Where an entry below contains an image, skip the image and copy the rest exactly.

(Records for this task)

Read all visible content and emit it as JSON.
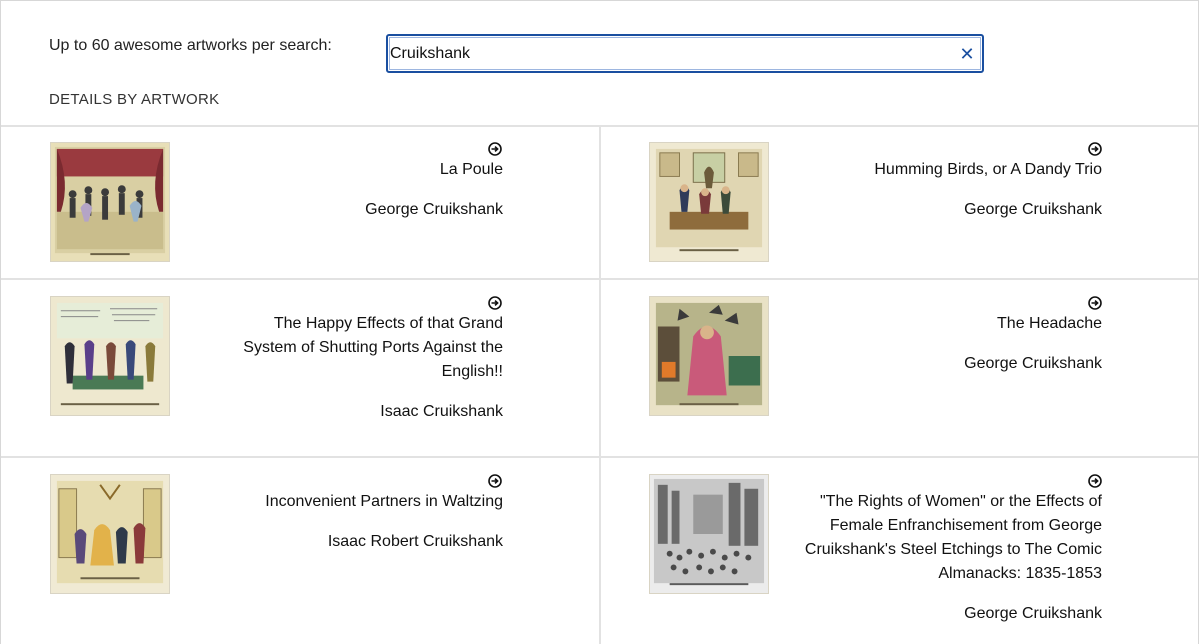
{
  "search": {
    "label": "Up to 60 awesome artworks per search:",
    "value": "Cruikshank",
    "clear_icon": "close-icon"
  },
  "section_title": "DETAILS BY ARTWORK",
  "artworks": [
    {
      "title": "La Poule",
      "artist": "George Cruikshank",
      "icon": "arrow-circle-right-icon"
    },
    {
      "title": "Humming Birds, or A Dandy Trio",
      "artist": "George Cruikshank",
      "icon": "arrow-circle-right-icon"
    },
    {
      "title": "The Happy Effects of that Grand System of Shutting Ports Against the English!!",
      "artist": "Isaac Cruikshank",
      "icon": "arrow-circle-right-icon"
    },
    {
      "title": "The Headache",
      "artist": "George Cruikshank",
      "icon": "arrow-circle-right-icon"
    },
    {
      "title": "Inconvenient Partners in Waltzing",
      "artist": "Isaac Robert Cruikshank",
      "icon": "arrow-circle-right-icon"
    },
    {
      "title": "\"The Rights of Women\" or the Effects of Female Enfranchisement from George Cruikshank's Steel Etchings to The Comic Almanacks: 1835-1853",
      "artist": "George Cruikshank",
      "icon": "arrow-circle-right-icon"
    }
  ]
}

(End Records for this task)

> Answer space
Read all visible content and emit it as JSON.
{
  "search": {
    "label": "Up to 60 awesome artworks per search:",
    "value": "Cruikshank",
    "clear_icon": "close-icon"
  },
  "section_title": "DETAILS BY ARTWORK",
  "artworks": [
    {
      "title": "La Poule",
      "artist": "George Cruikshank",
      "icon": "arrow-circle-right-icon"
    },
    {
      "title": "Humming Birds, or A Dandy Trio",
      "artist": "George Cruikshank",
      "icon": "arrow-circle-right-icon"
    },
    {
      "title": "The Happy Effects of that Grand System of Shutting Ports Against the English!!",
      "artist": "Isaac Cruikshank",
      "icon": "arrow-circle-right-icon"
    },
    {
      "title": "The Headache",
      "artist": "George Cruikshank",
      "icon": "arrow-circle-right-icon"
    },
    {
      "title": "Inconvenient Partners in Waltzing",
      "artist": "Isaac Robert Cruikshank",
      "icon": "arrow-circle-right-icon"
    },
    {
      "title": "\"The Rights of Women\" or the Effects of Female Enfranchisement from George Cruikshank's Steel Etchings to The Comic Almanacks: 1835-1853",
      "artist": "George Cruikshank",
      "icon": "arrow-circle-right-icon"
    }
  ]
}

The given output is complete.